(App and web page records)
──────

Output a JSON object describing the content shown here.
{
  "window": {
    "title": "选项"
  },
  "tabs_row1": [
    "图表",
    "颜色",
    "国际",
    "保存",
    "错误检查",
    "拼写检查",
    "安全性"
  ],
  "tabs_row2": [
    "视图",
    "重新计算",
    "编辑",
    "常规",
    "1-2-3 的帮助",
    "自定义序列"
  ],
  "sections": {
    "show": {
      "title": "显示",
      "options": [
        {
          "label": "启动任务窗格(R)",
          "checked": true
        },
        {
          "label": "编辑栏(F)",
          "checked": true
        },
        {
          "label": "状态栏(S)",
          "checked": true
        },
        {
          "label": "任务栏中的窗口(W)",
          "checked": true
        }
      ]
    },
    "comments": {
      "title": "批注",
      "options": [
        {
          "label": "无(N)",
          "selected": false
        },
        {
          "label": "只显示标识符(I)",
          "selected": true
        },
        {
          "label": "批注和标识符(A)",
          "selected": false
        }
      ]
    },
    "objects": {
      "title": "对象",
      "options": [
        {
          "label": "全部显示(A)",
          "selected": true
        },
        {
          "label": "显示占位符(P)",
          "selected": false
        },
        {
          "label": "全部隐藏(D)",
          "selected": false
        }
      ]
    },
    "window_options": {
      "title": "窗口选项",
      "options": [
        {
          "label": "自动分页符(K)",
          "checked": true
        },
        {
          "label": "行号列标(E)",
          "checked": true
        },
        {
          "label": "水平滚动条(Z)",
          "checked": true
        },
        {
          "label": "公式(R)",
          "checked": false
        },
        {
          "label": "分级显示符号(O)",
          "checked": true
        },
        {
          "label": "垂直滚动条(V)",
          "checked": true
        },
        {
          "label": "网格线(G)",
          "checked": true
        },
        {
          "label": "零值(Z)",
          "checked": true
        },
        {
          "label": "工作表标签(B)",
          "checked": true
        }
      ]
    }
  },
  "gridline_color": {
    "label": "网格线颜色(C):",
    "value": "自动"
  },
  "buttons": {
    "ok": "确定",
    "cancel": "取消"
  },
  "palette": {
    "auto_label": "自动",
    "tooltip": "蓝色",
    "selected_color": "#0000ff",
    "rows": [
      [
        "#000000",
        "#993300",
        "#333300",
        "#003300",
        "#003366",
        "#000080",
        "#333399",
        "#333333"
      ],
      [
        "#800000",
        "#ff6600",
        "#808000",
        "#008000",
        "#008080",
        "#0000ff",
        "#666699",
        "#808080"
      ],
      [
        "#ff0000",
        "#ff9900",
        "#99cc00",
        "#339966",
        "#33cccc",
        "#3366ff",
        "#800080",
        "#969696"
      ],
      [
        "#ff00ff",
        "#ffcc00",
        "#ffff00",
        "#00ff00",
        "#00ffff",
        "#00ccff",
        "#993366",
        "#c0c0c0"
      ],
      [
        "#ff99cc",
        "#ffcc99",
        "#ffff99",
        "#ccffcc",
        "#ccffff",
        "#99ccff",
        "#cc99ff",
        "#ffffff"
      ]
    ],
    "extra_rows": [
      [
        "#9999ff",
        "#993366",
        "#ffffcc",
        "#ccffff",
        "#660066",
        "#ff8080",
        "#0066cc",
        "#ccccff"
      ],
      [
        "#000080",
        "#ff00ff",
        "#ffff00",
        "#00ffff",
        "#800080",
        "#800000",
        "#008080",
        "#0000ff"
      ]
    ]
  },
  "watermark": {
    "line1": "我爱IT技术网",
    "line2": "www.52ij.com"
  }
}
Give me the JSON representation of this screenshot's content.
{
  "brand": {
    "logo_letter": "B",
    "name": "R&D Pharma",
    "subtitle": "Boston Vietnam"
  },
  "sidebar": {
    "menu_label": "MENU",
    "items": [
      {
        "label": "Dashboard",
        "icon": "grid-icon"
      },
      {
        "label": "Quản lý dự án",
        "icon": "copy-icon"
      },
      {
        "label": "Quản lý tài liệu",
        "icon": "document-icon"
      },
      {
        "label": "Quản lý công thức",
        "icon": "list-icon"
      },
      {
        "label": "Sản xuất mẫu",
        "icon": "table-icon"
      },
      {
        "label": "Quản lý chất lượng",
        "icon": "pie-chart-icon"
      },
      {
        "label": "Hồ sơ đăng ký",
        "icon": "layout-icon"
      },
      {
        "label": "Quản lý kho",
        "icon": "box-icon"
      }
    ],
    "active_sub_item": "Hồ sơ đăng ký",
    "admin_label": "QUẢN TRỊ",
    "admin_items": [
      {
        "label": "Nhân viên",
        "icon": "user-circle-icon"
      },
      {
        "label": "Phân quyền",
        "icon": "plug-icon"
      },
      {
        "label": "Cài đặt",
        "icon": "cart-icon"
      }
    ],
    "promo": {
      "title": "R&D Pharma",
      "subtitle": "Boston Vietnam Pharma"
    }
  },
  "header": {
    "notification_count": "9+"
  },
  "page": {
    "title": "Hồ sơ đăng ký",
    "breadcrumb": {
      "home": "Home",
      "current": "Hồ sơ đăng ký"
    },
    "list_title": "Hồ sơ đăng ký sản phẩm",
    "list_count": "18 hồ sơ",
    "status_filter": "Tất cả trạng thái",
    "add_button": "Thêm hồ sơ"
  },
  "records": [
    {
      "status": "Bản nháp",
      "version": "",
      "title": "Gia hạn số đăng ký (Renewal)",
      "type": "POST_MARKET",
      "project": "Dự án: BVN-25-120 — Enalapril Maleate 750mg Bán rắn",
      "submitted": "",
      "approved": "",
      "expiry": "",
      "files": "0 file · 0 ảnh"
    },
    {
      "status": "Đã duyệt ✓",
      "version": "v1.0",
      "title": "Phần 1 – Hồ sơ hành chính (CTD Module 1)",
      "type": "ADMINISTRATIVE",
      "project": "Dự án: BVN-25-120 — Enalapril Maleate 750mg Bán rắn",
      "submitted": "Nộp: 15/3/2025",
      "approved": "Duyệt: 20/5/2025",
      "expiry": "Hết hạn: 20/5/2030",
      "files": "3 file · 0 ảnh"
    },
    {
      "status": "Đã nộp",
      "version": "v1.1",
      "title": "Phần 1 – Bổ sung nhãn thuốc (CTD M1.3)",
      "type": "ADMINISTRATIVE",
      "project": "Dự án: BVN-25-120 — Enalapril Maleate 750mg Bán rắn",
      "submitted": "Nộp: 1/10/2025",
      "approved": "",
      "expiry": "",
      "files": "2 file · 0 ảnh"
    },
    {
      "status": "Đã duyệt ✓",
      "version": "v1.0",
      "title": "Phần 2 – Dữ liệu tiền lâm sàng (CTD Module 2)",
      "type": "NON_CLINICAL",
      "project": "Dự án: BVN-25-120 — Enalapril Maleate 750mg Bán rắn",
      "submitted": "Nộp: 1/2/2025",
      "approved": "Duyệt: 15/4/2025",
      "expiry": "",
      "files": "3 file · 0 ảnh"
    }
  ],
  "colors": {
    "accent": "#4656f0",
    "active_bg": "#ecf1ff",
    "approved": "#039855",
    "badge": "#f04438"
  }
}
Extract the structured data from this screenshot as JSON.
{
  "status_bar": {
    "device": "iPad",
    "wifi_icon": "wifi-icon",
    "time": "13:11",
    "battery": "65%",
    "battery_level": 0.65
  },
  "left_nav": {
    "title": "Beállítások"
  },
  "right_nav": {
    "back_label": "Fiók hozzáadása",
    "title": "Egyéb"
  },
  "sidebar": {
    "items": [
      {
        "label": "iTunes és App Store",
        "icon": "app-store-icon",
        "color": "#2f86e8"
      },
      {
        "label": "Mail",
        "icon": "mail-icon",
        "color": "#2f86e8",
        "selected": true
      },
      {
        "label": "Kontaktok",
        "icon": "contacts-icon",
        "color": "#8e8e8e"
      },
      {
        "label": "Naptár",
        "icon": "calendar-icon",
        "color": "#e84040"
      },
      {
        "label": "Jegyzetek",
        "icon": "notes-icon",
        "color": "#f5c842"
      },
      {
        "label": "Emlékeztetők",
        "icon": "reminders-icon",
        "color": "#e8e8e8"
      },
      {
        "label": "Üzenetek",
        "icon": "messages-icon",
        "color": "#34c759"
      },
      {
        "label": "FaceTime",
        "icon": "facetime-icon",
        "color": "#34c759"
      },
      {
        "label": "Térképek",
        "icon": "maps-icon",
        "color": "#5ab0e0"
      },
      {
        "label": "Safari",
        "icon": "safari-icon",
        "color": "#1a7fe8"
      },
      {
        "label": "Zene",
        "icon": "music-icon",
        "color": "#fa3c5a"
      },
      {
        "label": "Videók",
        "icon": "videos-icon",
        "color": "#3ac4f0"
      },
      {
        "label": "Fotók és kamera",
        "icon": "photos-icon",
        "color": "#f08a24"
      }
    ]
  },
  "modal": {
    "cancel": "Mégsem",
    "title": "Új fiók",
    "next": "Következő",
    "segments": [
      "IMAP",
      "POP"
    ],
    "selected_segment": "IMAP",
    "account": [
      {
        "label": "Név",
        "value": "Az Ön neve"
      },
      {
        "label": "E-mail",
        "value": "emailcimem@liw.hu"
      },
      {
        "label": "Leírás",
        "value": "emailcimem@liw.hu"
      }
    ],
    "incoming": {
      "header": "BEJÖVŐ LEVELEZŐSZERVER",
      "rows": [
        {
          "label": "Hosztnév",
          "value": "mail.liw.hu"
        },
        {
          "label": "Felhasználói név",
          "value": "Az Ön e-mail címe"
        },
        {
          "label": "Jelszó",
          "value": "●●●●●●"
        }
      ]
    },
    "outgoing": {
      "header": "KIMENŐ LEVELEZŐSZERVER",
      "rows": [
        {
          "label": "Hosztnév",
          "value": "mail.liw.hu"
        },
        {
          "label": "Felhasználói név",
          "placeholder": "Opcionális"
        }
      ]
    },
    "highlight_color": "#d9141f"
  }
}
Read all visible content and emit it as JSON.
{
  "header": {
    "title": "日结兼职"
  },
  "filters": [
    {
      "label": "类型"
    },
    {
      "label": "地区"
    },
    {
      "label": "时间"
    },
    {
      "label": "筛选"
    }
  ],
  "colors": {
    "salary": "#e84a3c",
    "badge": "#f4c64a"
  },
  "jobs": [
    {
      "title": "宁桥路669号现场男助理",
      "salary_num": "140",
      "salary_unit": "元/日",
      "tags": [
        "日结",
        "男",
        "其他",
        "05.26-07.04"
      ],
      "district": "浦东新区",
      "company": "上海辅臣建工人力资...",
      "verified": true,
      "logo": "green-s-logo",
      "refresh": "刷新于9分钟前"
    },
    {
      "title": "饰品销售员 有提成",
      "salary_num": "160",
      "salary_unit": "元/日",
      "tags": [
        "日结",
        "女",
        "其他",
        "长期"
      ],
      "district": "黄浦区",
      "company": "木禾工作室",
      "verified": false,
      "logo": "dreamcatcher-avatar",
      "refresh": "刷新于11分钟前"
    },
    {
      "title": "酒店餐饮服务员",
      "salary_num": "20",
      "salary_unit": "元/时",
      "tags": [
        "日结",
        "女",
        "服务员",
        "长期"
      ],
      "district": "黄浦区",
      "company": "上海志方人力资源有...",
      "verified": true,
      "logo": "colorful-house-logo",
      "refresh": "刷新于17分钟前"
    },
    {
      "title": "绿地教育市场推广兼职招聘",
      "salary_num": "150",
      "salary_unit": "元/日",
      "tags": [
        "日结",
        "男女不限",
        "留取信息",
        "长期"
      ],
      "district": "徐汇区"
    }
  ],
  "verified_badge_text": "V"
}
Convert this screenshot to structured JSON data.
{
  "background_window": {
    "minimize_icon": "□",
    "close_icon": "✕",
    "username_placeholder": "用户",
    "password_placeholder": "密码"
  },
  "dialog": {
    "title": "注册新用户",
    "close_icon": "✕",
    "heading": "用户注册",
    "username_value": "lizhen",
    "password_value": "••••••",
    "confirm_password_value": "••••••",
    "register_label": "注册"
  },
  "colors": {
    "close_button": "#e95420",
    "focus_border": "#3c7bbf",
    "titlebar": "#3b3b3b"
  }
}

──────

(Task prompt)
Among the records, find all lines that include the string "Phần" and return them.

(Final answer)
      "title": "Phần 1 – Hồ sơ hành chính (CTD Module 1)",
      "title": "Phần 1 – Bổ sung nhãn thuốc (CTD M1.3)",
      "title": "Phần 2 – Dữ liệu tiền lâm sàng (CTD Module 2)",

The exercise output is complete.